Well, it seems like our winter has been sporadic and hints of spring keep popping up here and there with 70 degree temperatures and beautiful days. Along with the warm temperatures, we’re not the only ones getting spring fever. Our bluebirds are pairing up and starting their spring cleaning in bluebird houses across the Lowcountry.
It may seem a little early, but February is usually the time to clean out your bluebird boxes and usually the occupation of boxes is not that far behind. Already, I’m seeing bluebird males standing guard on top of the nest boxes, while the female is going in and out, inspecting and readying the “home” for a burgeoning family of little bluebirds!

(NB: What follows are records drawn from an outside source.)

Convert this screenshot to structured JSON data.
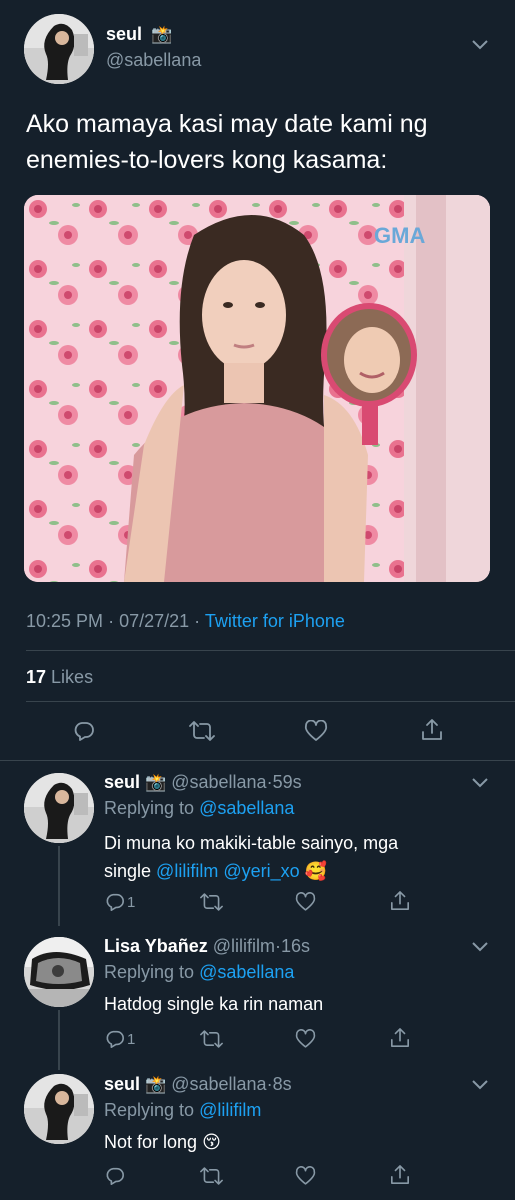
{
  "main_tweet": {
    "author_name": "seul",
    "author_emoji": "📸",
    "handle": "@sabellana",
    "text_line1": "Ako mamaya kasi may date kami ng",
    "text_line2": "enemies-to-lovers kong kasama:",
    "image_watermark": "GMA",
    "time": "10:25 PM",
    "date": "07/27/21",
    "source": "Twitter for iPhone",
    "separator": "·",
    "likes_count": "17",
    "likes_label": "Likes"
  },
  "replies": [
    {
      "name": "seul",
      "emoji": "📸",
      "handle": "@sabellana",
      "time": "59s",
      "replying_label": "Replying to",
      "replying_to": "@sabellana",
      "text_line1": "Di muna ko makiki-table sainyo, mga",
      "text_prefix": "single",
      "mention1": "@lilifilm",
      "mention2": "@yeri_xo",
      "text_emoji": "🥰",
      "reply_count": "1"
    },
    {
      "name": "Lisa Ybañez",
      "handle": "@lilifilm",
      "time": "16s",
      "replying_label": "Replying to",
      "replying_to": "@sabellana",
      "text": "Hatdog single ka rin naman",
      "reply_count": "1"
    },
    {
      "name": "seul",
      "emoji": "📸",
      "handle": "@sabellana",
      "time": "8s",
      "replying_label": "Replying to",
      "replying_to": "@lilifilm",
      "text": "Not for long",
      "text_emoji": "😚"
    }
  ],
  "colors": {
    "background": "#15202b",
    "accent": "#1da1f2",
    "muted": "#8899a6",
    "divider": "#38444d"
  }
}
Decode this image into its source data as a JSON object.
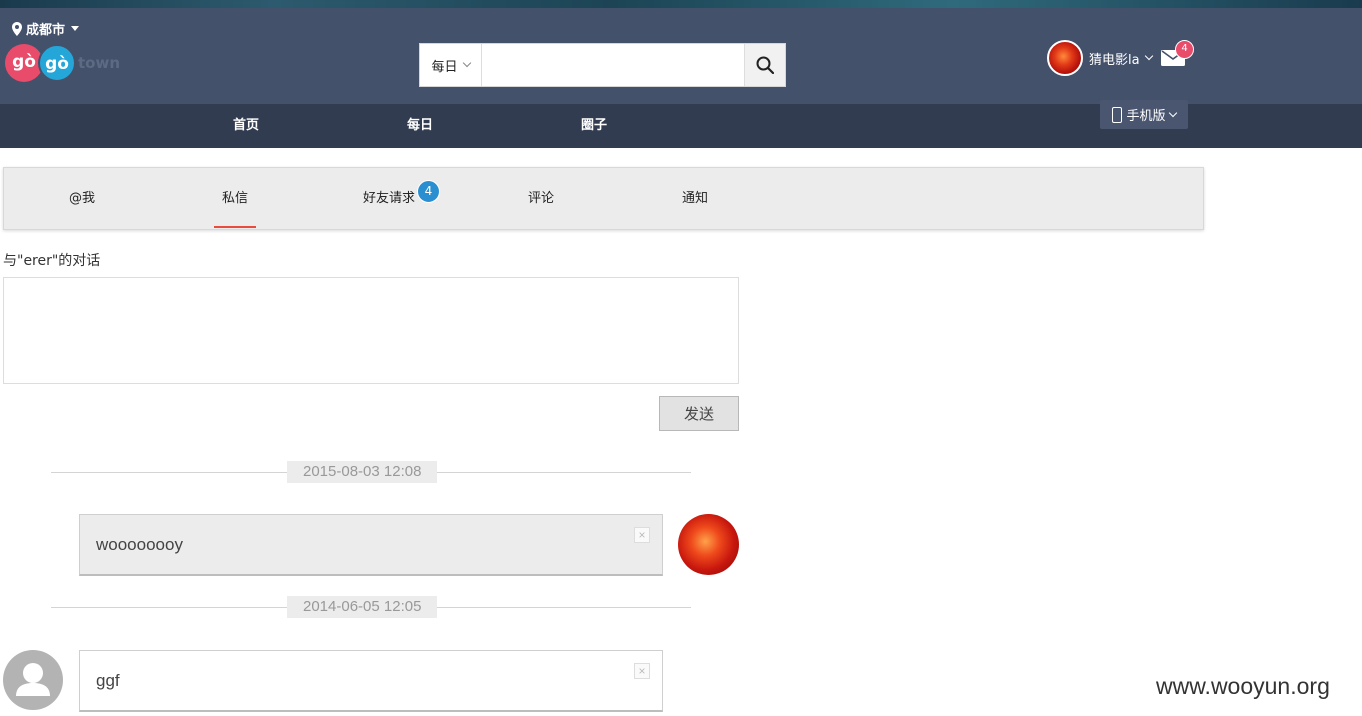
{
  "header": {
    "city": "成都市",
    "logo": {
      "go1": "gò",
      "go2": "gò",
      "town": "town"
    },
    "search": {
      "scope": "每日",
      "placeholder": "",
      "value": ""
    },
    "user": {
      "name": "猜电影la"
    },
    "mail_badge": "4",
    "mobile_label": "手机版"
  },
  "nav": {
    "items": [
      {
        "label": "首页"
      },
      {
        "label": "每日"
      },
      {
        "label": "圈子"
      }
    ]
  },
  "tabs": {
    "items": [
      {
        "label": "@我"
      },
      {
        "label": "私信"
      },
      {
        "label": "好友请求"
      },
      {
        "label": "评论"
      },
      {
        "label": "通知"
      }
    ],
    "active": "私信",
    "friend_badge": "4"
  },
  "conversation": {
    "title": "与\"erer\"的对话",
    "input_value": "",
    "send_label": "发送",
    "messages": [
      {
        "date": "2015-08-03 12:08",
        "text": "woooooooy",
        "side": "right"
      },
      {
        "date": "2014-06-05 12:05",
        "text": "ggf",
        "side": "left"
      }
    ]
  },
  "watermark": "www.wooyun.org",
  "colors": {
    "header_bg": "#44516b",
    "nav_bg": "#323c50",
    "accent_red": "#e94b3c",
    "badge_pink": "#e94b6a",
    "badge_blue": "#2a8fd0"
  }
}
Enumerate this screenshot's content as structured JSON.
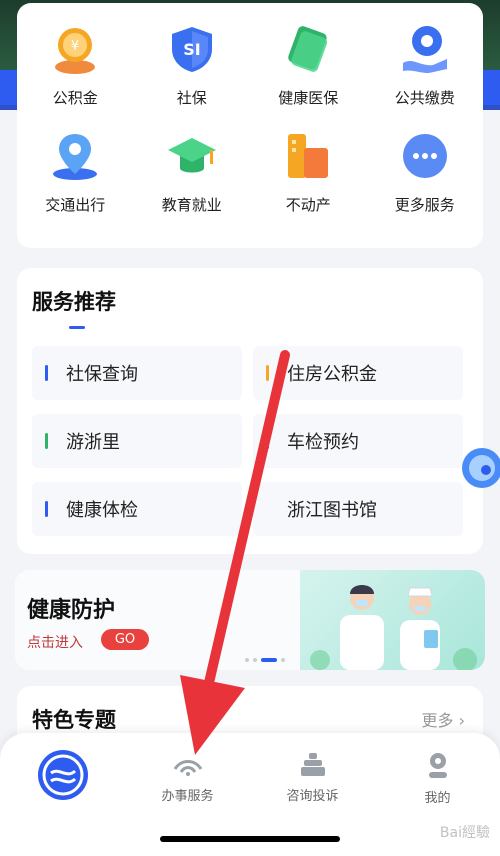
{
  "services": [
    {
      "label": "公积金",
      "icon": "housing-fund-icon"
    },
    {
      "label": "社保",
      "icon": "social-security-icon",
      "icon_text": "SI"
    },
    {
      "label": "健康医保",
      "icon": "health-insurance-icon"
    },
    {
      "label": "公共缴费",
      "icon": "public-payment-icon"
    },
    {
      "label": "交通出行",
      "icon": "transport-icon"
    },
    {
      "label": "教育就业",
      "icon": "education-icon"
    },
    {
      "label": "不动产",
      "icon": "real-estate-icon"
    },
    {
      "label": "更多服务",
      "icon": "more-services-icon"
    }
  ],
  "recommend": {
    "title": "服务推荐",
    "items": [
      {
        "label": "社保查询",
        "color": "#2e5cf0"
      },
      {
        "label": "住房公积金",
        "color": "#f5a623"
      },
      {
        "label": "游浙里",
        "color": "#2fb36a"
      },
      {
        "label": "车检预约",
        "color": "#2e5cf0"
      },
      {
        "label": "健康体检",
        "color": "#2e5cf0"
      },
      {
        "label": "浙江图书馆",
        "color": "#2e5cf0"
      }
    ]
  },
  "banner": {
    "title": "健康防护",
    "subtitle": "点击进入",
    "go_label": "GO"
  },
  "featured": {
    "title": "特色专题",
    "more_label": "更多 ›"
  },
  "tabbar": {
    "tabs": [
      {
        "label": "",
        "icon": "home-logo-icon"
      },
      {
        "label": "办事服务",
        "icon": "service-icon"
      },
      {
        "label": "咨询投诉",
        "icon": "consult-icon"
      },
      {
        "label": "我的",
        "icon": "profile-icon"
      }
    ]
  },
  "watermark": "Bai經驗"
}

The Eastern Bluebird (Sialia sialis) is a member of the thrush family that contains other members such as the wood thrush, hermit thrush, and American robin. These small birds, at one time, were declining due to loss of habitat and nesting areas, as well as competition from non-native species such as the European Starling and English (House) sparrows, who aggressively out compete the native bluebird for nest cavities. In decline, a couple of wonderful folks by the name of Dr. Lawrence Zeleny and Mary D. Janetatos started the North American Bluebird Society due to their concern for the decline of bluebirds and through this society and their efforts, they have raised awareness of the bluebird’s plight and have made the bluebird nest project one of the most successful and popular wildlife conservation and preservation movements in history! To their credit, bluebirds have benefited greatly from nest box programs all across the easternU.S. and the population is now stable and even growing in many areas. Nowadays, it is almost guaranteed that you can put up a box and have bluebirds nest it if it is located in a favorable place. Here’s a few facts and things to keep in mind about erecting and monitoring a bluebird box:

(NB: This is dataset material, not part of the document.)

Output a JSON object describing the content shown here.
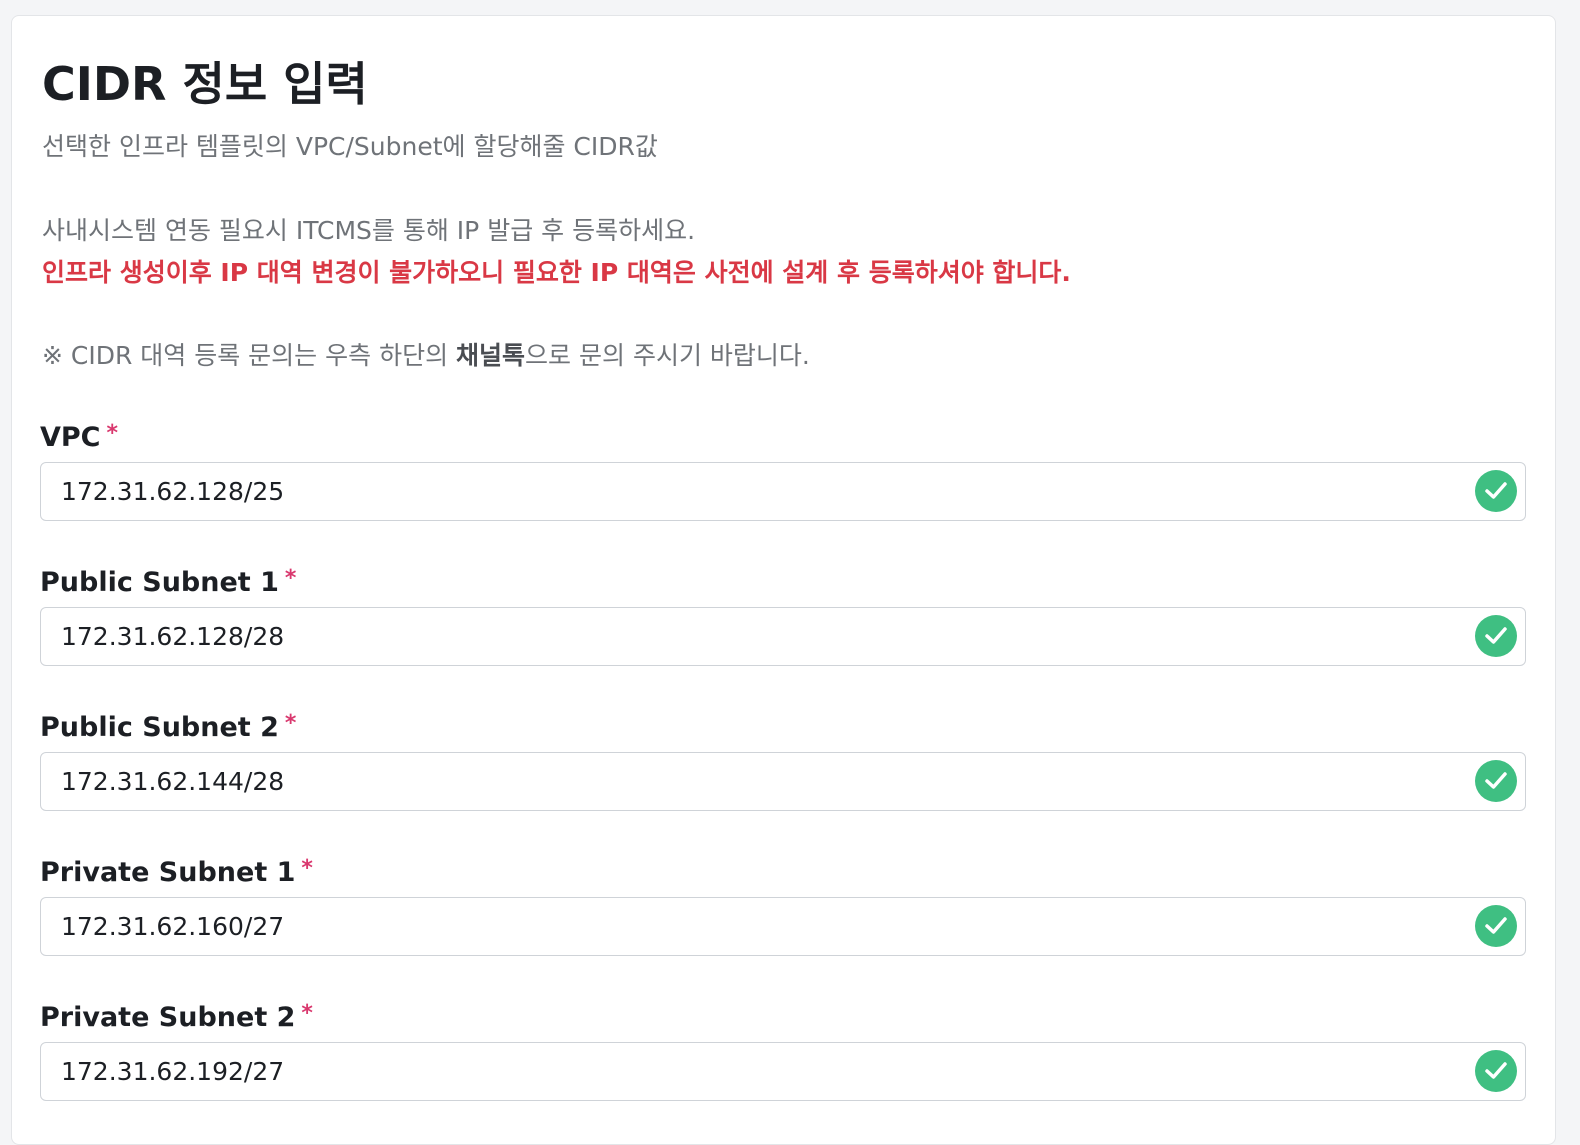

-There are many plans for different types of bluebird boxes on the internet, if you want to make your own.
-The entrance hole is 1 1/2″ in diameter and the box should be located on a pole or post about 5 feet off the ground.

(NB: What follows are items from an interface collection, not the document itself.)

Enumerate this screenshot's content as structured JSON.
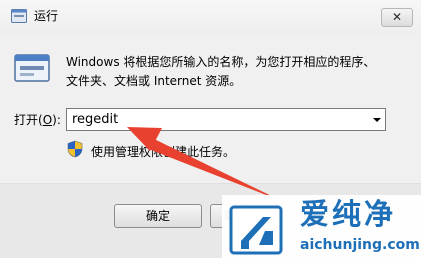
{
  "window": {
    "title": "运行",
    "close_glyph": "✕"
  },
  "dialog": {
    "description_line1": "Windows 将根据您所输入的名称，为您打开相应的程序、",
    "description_line2": "文件夹、文档或 Internet 资源。",
    "open_label_prefix": "打开(",
    "open_label_key": "O",
    "open_label_suffix": "):",
    "command_value": "regedit",
    "admin_note": "使用管理权限创建此任务。"
  },
  "buttons": {
    "ok": "确定",
    "cancel": "取"
  },
  "watermark": {
    "brand": "爱纯净",
    "url": "aichunjing.com"
  },
  "icons": {
    "app": "run-dialog-icon",
    "run": "run-window-icon",
    "shield": "uac-shield-icon",
    "dropdown": "chevron-down-icon",
    "watermark": "aichunjing-logo-icon"
  },
  "colors": {
    "arrow": "#e8412f",
    "watermark": "#1d6fb8",
    "shield_blue": "#2a63c4",
    "shield_yellow": "#f2c12e"
  }
}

-The best time to erect a box us usually in February or March, but they can be erected any time.
-Don’t mount nest boxes on trees
-It is not necessary to paint your box or stain it. Use a natural rot resistant wood like cedar or cypress. If you do paint your box, paint it in dull or natural colors and only paint the outside.
-Bluebirds don’t need a perch on their boxes.
-Monitor the box once a week up until the birds hatch. After that, don’t disturb the boxes because you may startle the young into jumping from the nest.
-Keep an eye out for neighborhood and feral cats. They can catch the adults and also prey upon the young in the process of fledging
-Clean your boxes each February. It isn’t necessary to clean the box out after the young fledge.